Egypt 10 15 15
Estonia 0/5/10 (m)(n) 0/10 (o) 0/10 (a)(o)
Finland 0/10 (n) 0/10 (o) 0/10 (k)(o)
France 0/10 (n) 0/10 (o) 0/5 (o)
Georgia 8 8 5
Germany 0/10 (n) 0/10 (o) 0
Hungary 0/10 (n) 0/10 (o) 0/10 (o)
Iceland 5/10 (m) 8 10
India 10 15 20
Ireland 0/5/10 (m)(n) 5 0/5 (o)
Israel 10 10 10
Italy 0/10 (n) 0/10 (j)(o) 5 (a)(g)(o)
Korea (South) 5/10 (m) 8 10
Kuwait 0/5 (p) 0/5 (p) 15
Latvia 0/5/10 (m)(n) 0/10 (o) 0/10 (a)(o)
Lithuania 0/5/10 (m)(n) 0/10 (o) 0/10 (a)(o)
Luxembourg 0/10 (n) 0/8 (o) 0/7 (h)(o)
Malta 0/5/10 (m)(n) 0/8 (o) 0/8 (o)
Mexico 10 0/10 (l) 10
Moldova 5/10 (m) 10 8
Morocco 5/10 (m) 10 10
Netherlands 0/10 (n) 0/8/10 (f)(o) 0/7 (h)(o)
Norway 10 10 10
Poland 0/10 (n) 0/10 (o) 0/10 (o)
Portugal 0/10 (n) 0/15 (o) 0/10 (o)
Qatar 5 0/5 (q) 5
Romania 0/10 (n) 0/10 (o) 0/5/7 (a)(h)(o)
Russian Federation 5/10 (m) 7 7
San Marino 5/10 (m) 10 5
Saudi Arabia 5 5 10
Serbia 5/10 (m) 10 10
Slovenia 0/10 (n) 0/10 (o) 0/10 (o)
South Africa 5/10 (m) 8 (j) 5/7 (a)(h)
Spain 0/5/10 (m)(n) 0/8 (o) 0/6 (o)
Sweden 0 0/10 (o) 0/5 (o)
Switzerland 0/10 (n) 0/10 (o) 0/5 (o)

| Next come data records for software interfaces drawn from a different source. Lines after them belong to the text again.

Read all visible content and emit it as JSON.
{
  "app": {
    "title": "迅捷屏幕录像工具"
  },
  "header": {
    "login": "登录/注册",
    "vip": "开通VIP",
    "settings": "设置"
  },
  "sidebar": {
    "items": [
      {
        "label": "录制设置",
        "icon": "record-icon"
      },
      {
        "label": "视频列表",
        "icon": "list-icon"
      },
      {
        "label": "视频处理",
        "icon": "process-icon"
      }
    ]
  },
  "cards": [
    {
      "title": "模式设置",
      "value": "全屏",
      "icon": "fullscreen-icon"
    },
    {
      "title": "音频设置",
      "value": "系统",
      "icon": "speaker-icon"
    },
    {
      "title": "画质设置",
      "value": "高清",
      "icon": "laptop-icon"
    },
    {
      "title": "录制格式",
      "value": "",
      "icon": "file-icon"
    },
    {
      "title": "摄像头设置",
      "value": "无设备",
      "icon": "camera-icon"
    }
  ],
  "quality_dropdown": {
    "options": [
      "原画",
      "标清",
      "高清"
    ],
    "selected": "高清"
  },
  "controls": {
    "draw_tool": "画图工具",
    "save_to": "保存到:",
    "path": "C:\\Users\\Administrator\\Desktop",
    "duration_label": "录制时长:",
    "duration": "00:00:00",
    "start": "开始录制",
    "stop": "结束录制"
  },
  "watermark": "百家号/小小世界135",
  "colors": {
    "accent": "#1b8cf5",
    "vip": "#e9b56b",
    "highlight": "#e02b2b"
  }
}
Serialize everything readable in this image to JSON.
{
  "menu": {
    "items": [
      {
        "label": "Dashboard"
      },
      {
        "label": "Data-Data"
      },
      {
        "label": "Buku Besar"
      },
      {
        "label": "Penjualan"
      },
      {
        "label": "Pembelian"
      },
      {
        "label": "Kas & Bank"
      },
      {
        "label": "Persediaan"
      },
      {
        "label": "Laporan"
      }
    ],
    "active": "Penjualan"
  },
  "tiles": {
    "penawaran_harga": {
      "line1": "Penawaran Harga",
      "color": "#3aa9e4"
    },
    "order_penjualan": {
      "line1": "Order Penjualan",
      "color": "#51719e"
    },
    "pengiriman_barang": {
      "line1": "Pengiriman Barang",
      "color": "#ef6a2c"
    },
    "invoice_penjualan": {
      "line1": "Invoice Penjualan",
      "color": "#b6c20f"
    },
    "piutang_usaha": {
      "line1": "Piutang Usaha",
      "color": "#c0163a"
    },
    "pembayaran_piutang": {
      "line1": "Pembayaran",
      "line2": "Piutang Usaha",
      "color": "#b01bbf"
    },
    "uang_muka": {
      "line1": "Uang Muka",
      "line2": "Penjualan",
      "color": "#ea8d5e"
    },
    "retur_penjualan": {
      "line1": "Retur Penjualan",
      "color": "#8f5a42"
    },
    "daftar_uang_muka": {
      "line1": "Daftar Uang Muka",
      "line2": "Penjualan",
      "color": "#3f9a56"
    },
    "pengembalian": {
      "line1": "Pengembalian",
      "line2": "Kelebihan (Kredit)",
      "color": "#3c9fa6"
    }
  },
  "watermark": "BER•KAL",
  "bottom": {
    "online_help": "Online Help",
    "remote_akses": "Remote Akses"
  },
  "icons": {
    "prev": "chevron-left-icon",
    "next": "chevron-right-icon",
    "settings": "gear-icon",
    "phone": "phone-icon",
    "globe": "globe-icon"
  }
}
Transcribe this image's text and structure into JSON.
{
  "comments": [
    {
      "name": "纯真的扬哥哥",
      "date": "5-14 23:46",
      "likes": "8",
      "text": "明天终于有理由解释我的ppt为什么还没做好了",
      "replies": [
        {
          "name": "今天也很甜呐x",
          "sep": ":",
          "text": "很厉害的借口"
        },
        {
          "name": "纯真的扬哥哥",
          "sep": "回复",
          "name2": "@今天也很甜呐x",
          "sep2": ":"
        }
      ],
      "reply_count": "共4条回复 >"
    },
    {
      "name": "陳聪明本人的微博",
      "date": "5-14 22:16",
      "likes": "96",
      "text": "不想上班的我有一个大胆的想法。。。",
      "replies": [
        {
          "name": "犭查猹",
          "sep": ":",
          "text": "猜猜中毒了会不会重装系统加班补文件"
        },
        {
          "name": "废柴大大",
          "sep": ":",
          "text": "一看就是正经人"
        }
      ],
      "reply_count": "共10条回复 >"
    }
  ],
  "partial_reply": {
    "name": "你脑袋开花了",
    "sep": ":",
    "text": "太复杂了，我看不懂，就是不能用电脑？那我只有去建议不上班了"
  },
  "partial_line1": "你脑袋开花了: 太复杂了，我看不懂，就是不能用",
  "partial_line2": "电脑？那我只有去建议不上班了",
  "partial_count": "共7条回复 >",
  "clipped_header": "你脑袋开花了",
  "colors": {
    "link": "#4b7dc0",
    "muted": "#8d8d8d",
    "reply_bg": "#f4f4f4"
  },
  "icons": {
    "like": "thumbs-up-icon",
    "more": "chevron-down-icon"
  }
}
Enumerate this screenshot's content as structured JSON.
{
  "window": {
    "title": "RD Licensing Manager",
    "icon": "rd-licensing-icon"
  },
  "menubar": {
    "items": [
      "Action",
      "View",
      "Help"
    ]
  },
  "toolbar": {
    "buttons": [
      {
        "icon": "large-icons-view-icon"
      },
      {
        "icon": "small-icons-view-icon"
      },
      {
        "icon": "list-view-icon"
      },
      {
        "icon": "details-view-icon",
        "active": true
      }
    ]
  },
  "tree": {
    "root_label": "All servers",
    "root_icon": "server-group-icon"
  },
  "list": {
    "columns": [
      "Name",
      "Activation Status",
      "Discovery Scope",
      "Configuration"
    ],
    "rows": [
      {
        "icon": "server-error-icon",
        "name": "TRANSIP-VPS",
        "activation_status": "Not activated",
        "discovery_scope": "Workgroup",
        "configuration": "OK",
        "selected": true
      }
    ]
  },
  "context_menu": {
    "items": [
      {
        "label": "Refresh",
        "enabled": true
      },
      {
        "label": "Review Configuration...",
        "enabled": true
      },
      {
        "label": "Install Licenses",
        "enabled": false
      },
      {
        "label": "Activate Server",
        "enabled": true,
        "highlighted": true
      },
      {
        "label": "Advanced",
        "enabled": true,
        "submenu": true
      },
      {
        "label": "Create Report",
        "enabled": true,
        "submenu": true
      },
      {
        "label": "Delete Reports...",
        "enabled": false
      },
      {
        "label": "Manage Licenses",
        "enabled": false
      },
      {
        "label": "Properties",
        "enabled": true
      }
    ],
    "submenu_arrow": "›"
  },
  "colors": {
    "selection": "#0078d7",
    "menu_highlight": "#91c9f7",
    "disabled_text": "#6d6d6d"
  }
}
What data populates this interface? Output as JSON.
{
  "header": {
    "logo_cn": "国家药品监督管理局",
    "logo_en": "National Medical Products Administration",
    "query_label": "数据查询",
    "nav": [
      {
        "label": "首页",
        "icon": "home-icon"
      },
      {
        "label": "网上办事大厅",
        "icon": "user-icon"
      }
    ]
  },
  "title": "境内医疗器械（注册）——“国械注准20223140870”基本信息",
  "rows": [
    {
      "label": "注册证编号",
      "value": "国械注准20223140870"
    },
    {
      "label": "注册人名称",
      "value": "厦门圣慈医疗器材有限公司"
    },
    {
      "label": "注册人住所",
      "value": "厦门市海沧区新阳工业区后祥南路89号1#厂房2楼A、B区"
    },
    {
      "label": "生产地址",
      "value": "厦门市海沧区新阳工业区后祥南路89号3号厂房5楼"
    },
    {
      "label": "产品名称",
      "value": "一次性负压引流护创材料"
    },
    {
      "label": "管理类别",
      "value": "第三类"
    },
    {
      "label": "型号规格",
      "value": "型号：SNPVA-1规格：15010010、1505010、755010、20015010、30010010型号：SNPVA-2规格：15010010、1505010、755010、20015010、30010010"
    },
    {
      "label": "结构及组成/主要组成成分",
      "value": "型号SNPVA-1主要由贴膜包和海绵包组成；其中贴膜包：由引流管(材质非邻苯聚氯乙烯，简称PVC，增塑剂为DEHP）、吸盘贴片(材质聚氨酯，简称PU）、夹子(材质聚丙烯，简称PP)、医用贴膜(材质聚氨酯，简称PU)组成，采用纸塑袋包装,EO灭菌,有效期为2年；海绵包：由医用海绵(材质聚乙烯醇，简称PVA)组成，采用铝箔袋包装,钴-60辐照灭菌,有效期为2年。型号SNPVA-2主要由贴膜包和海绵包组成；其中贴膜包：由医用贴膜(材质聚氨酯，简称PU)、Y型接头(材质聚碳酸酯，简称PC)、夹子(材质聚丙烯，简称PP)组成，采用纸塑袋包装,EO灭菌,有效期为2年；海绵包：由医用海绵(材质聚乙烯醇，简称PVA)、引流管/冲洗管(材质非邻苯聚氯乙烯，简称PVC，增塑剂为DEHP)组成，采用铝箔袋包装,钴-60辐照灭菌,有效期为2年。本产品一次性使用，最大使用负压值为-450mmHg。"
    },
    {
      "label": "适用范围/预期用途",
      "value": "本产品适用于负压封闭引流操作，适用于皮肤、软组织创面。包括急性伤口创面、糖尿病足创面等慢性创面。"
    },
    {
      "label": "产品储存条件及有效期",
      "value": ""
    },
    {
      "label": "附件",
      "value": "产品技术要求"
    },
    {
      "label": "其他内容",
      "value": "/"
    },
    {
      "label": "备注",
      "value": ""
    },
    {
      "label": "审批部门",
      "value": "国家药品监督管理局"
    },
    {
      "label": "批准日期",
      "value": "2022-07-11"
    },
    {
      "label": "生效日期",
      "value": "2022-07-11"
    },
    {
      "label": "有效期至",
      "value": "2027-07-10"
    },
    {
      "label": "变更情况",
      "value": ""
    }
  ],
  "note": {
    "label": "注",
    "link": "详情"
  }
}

Tunisia 10 15 12
Turkey 10 0/12 (l) 10
Ukraine 5/10 (m) 10 10
       
United Arab Emirates 0/5 (r) 0/10 (r) 5

 

     
       
United Kingdom 0/10 (n) 0 0
United States 10 0 (b) 0 (d)
Uzbekistan 8 10 8
Non-treaty
countries (c)
10 15 20
    a) The rate is 5% for royalties paid for the use of industrial, commercial or scientific equipment (7% under the Romania and South Africa treaties).
    b) The 0% rate applies if the recipient does not control directly or indirectly more than 50% of the voting power in the payer. However, the 0% rate does not apply to interest paid to US recipients to the extent that the interest is paid at an annual rate exceeding 9%.
    c) For details, see Section A.
    d) The 0% rate does not apply to cinematographic film royalties paid to US residents.
    e) The rate is 5% for film royalties.
    f) The rate is 8% if the recipient is a bank or similar entity.
    g) The rate is 0% for copyright royalties for literary, artistic or scientific works, including films.
    h) The rate is 5% for royalties for literary, artistic or scientific works, including films.
    i) Greece honors the Czechoslovakia treaty with respect to the Czech and Slovak Republics.
    j) Under the South Africa treaty, the rate is 0% for interest paid to the South Africa Reserve Bank. Under the Italy treaty, the rate is 0% for interest pay­ments made by the Greek government, interest payments made to the Italian government and interest payments relating to government loans.
    k) The 10% rate applies to copyright royalties for literary, artistic or scientific works.
    l) The rate is 5% if the recipient is a bank. Under the China, Mexico and Turkey treaties, the rate is 0% if the recipient is a government bank.
    m) The 5% rate applies if the recipient of the dividends is a company that owns more than 25% of the payer corporation.
    n) The 0% rate applies if the conditions of the EU Parent-Subsidiary Directive are met (for Switzerland, the 0% rate applies if the conditions of the European Community (EC)-Switzerland agreement providing for measures equivalent to those in Directive 2003/48/EC are met).
    o) The 0% rate applies if the terms of the EU Interest-Royalties Directive are met; for Switzerland, the 0% rate applies if the conditions of the EU-Switzerland agreement providing for measures equivalent to those in Directive 2003/48/EC are met.
    p) The 0% rate for dividends and interest payments applies if the recipient is the government of Kuwait or a state division or subdivision, the Central Bank of Kuwait or other government organizations or government funds.
    q) The 0% rate on interest payments applies if the recipient is the government of Qatar.
    r) The 0% withholding tax rate for dividends and interest payments applies if the recipient is the government of the United Arab Emirates (UAE) or its political subdivisions, the Central Bank of the UAE or certain UAE invest­ment authorities.